Friday, April 23, 2010

Clever Writing

Just spent a while reading excerpts on Amazon from Sara Pennypacker's Clementine series. In one book, called The Talented Clementine, she has a line about walking to the principal's office: "I walked down the hall on worried legs and knocked on the door with worried knuckles." That's brilliant! :o) It's great when a writer can be fresh and creative when writing for that young of an age group, too. (Which is about third grade or so.)

Tuesday, April 20, 2010

Novel Writing

Fooey on cyberspace and Internet technology. I had a blog entry written up this morning, and my connection dropped (or some such pathetic excuse) and I lost the whole thing. Now, if I could remember what I said... Something about how complex novels were to write, because how characters had to act like real people, and keep their actions consistent with themselves and with reality/real situations. The characters have to grow believably throughout, and gradually. Then you have to be concerned with plot, theme (what AM I trying to say with this book??), subplots, whether or not it has a hook, pacing (do I have yawner spots?), etc. Very complex. But I love it, mwuah-haha! I like the challenge, I guess. Not sure how totally good I am at it, but then, I've read some books that I didn't like the character development of, or the theme, or the ending, etc. So subjective, in a lot of ways.

Friday, April 16, 2010

YA Writing

So it seems the reading age-range for YA is 13-14 years old. Always a little younger, because teens 15-18 are heading for the adult books by that time. Although I'm sure there are exceptions, with some older teens reading young adult novels. (The same as there are exceptions with adults who read YA novels.) It's really a little too bad that they are separate, because some adults and teens are missing out on good YA stories.
One point that I've read recently is that even with a good plot or unique storyline, the novel still has to be character-driven. Not simply one quest after another until the end. The character has to have motivations, true feelings, struggles, and they have to change during the course of the book (what have they learned?). Some of my stories do that more than others, I have to admit.

Saturday, April 10, 2010

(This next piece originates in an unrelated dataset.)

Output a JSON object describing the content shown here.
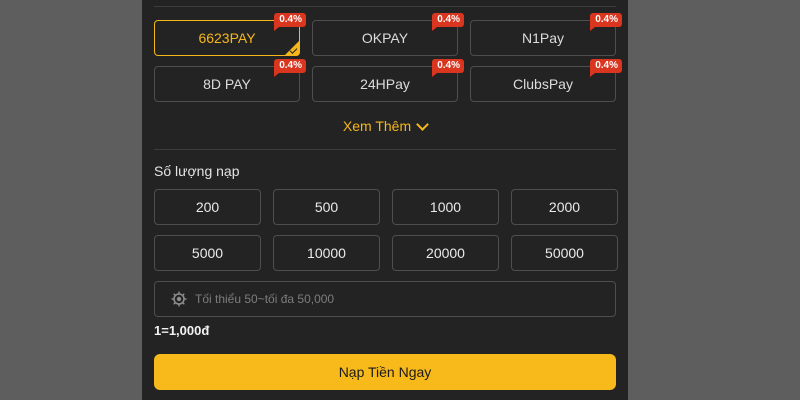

Editing Contest!

I just subscribed to my first website/blogsite! It's a site for writers (published or not) about writing and publishing. It's written by Deborah Halverson, who's been an editor at Harcourt Children's Books. She is having a contest for middle grade (MG) and young adult (YA), a random drawing. If you win, you get a FREE general manuscript critique from her. Way cool. You can find it at:
I already found some good advice about using slang (am I overdoing it in EMRT? I'm making up my own slang), as well as writing natural dialogue--using full versus sentence fragments, and how much to insert narrative description. I may overuse the description sometimes, and not let a good back-and-forth happen, sometimes.

Thursday, April 8, 2010

Toward More Colorful Writing

Just ran across an example in my own writing where I first thought of the usual adjectives, and had to force myself to be a little more creative! While describing the colors in a painting, I wrote:
"Rich dabs of cool green and golden yellow and crisp white and warm brown."
Which is okay, but then I thought gee, especially the GOLDEN is so cliche. The others aren't that unique either. So I had to reach a bit, and came up with:
"Rich dabs of vibrant green and robust yellow and sharp white and earthy brown."
I think that's a better sentence, and more original adjectives for those colors.

Wednesday, April 7, 2010

Google Books

I may be slow, but I just discovered Google Books yesterday. Big list of books, a place to find out-of-print books available online, descriptions, etc. Still gotta look into it further. Good for writing research, finding books to read in my genre or whatever. To see what else is out there, especially to compare and see how a particular book I'm writing is like others out there. Ya know, type in a subject and see what pops up, and if it's similar.